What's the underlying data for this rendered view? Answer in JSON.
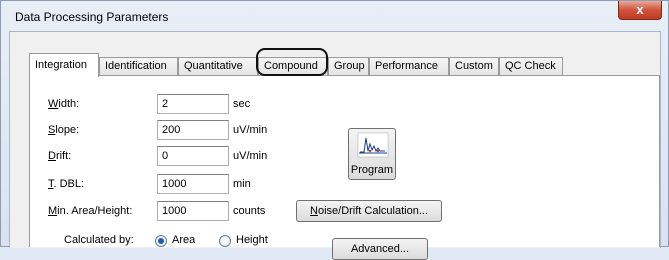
{
  "window": {
    "title": "Data Processing Parameters",
    "close_label": "x"
  },
  "tabs": [
    {
      "label": "Integration"
    },
    {
      "label": "Identification"
    },
    {
      "label": "Quantitative"
    },
    {
      "label": "Compound"
    },
    {
      "label": "Group"
    },
    {
      "label": "Performance"
    },
    {
      "label": "Custom"
    },
    {
      "label": "QC Check"
    }
  ],
  "fields": [
    {
      "mnemonic": "W",
      "label_rest": "idth:",
      "value": "2",
      "unit": "sec"
    },
    {
      "mnemonic": "S",
      "label_rest": "lope:",
      "value": "200",
      "unit": "uV/min"
    },
    {
      "mnemonic": "D",
      "label_rest": "rift:",
      "value": "0",
      "unit": "uV/min"
    },
    {
      "mnemonic": "T",
      "label_rest": ". DBL:",
      "value": "1000",
      "unit": "min"
    },
    {
      "mnemonic": "M",
      "label_rest": "in. Area/Height:",
      "value": "1000",
      "unit": "counts"
    }
  ],
  "program_button": "Program",
  "noise_button": {
    "mnemonic": "N",
    "rest": "oise/Drift Calculation..."
  },
  "calculated_by": {
    "label": "Calculated by:",
    "options": [
      {
        "label": "Area",
        "selected": true
      },
      {
        "label": "Height",
        "selected": false
      }
    ]
  },
  "advanced_button": "Advanced..."
}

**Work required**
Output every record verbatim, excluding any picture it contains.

**Response to the exercise**
What's the underlying data for this rendered view? Answer in JSON.
{
  "window": {
    "title": "Data Processing Parameters",
    "close_label": "x"
  },
  "tabs": [
    {
      "label": "Integration"
    },
    {
      "label": "Identification"
    },
    {
      "label": "Quantitative"
    },
    {
      "label": "Compound"
    },
    {
      "label": "Group"
    },
    {
      "label": "Performance"
    },
    {
      "label": "Custom"
    },
    {
      "label": "QC Check"
    }
  ],
  "fields": [
    {
      "mnemonic": "W",
      "label_rest": "idth:",
      "value": "2",
      "unit": "sec"
    },
    {
      "mnemonic": "S",
      "label_rest": "lope:",
      "value": "200",
      "unit": "uV/min"
    },
    {
      "mnemonic": "D",
      "label_rest": "rift:",
      "value": "0",
      "unit": "uV/min"
    },
    {
      "mnemonic": "T",
      "label_rest": ". DBL:",
      "value": "1000",
      "unit": "min"
    },
    {
      "mnemonic": "M",
      "label_rest": "in. Area/Height:",
      "value": "1000",
      "unit": "counts"
    }
  ],
  "program_button": "Program",
  "noise_button": {
    "mnemonic": "N",
    "rest": "oise/Drift Calculation..."
  },
  "calculated_by": {
    "label": "Calculated by:",
    "options": [
      {
        "label": "Area",
        "selected": true
      },
      {
        "label": "Height",
        "selected": false
      }
    ]
  },
  "advanced_button": "Advanced..."
}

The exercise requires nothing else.